▸ What you have to do
Every line from the line containing "Give me the" through the final line below is to be repeated exactly; no other line is.
:::
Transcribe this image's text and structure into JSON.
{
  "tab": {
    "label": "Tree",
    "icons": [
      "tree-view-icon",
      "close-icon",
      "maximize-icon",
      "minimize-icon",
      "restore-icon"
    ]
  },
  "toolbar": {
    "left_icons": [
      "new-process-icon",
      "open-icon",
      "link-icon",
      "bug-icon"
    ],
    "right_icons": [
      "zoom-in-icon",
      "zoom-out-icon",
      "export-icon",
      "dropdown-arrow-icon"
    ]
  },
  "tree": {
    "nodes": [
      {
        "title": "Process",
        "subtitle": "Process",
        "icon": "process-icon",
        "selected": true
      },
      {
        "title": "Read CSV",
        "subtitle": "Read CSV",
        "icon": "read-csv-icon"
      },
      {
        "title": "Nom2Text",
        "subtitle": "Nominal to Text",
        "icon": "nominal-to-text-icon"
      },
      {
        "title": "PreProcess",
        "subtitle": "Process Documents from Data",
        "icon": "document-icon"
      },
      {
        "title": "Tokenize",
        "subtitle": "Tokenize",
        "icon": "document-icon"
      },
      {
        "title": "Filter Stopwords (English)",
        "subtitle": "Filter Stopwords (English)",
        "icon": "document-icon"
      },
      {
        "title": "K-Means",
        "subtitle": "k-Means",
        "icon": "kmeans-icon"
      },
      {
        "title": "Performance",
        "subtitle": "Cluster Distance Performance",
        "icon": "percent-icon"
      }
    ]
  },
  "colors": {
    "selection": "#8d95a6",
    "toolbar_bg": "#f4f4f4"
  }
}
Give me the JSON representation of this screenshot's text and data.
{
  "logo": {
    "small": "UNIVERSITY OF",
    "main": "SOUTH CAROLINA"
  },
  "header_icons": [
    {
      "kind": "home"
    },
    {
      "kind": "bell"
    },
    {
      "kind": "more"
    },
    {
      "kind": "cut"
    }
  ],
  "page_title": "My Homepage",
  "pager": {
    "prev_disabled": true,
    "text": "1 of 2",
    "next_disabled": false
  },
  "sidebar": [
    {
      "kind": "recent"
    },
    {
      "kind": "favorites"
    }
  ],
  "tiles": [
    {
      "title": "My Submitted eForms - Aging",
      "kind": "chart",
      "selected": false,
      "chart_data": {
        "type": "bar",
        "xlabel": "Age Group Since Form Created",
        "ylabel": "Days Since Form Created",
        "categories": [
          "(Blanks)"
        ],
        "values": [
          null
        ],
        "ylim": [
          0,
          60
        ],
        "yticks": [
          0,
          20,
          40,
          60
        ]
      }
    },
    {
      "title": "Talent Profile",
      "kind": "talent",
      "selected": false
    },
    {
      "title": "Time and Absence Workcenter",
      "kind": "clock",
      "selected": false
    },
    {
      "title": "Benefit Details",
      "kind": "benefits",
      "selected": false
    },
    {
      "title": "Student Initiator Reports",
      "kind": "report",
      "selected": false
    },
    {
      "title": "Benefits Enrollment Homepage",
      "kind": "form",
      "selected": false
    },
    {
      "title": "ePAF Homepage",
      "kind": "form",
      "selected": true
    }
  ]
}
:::
▸ Answer to this problem
Give me the JSON representation of this screenshot's text and data.
{
  "logo": {
    "small": "UNIVERSITY OF",
    "main": "SOUTH CAROLINA"
  },
  "header_icons": [
    {
      "kind": "home"
    },
    {
      "kind": "bell"
    },
    {
      "kind": "more"
    },
    {
      "kind": "cut"
    }
  ],
  "page_title": "My Homepage",
  "pager": {
    "prev_disabled": true,
    "text": "1 of 2",
    "next_disabled": false
  },
  "sidebar": [
    {
      "kind": "recent"
    },
    {
      "kind": "favorites"
    }
  ],
  "tiles": [
    {
      "title": "My Submitted eForms - Aging",
      "kind": "chart",
      "selected": false,
      "chart_data": {
        "type": "bar",
        "xlabel": "Age Group Since Form Created",
        "ylabel": "Days Since Form Created",
        "categories": [
          "(Blanks)"
        ],
        "values": [
          null
        ],
        "ylim": [
          0,
          60
        ],
        "yticks": [
          0,
          20,
          40,
          60
        ]
      }
    },
    {
      "title": "Talent Profile",
      "kind": "talent",
      "selected": false
    },
    {
      "title": "Time and Absence Workcenter",
      "kind": "clock",
      "selected": false
    },
    {
      "title": "Benefit Details",
      "kind": "benefits",
      "selected": false
    },
    {
      "title": "Student Initiator Reports",
      "kind": "report",
      "selected": false
    },
    {
      "title": "Benefits Enrollment Homepage",
      "kind": "form",
      "selected": false
    },
    {
      "title": "ePAF Homepage",
      "kind": "form",
      "selected": true
    }
  ]
}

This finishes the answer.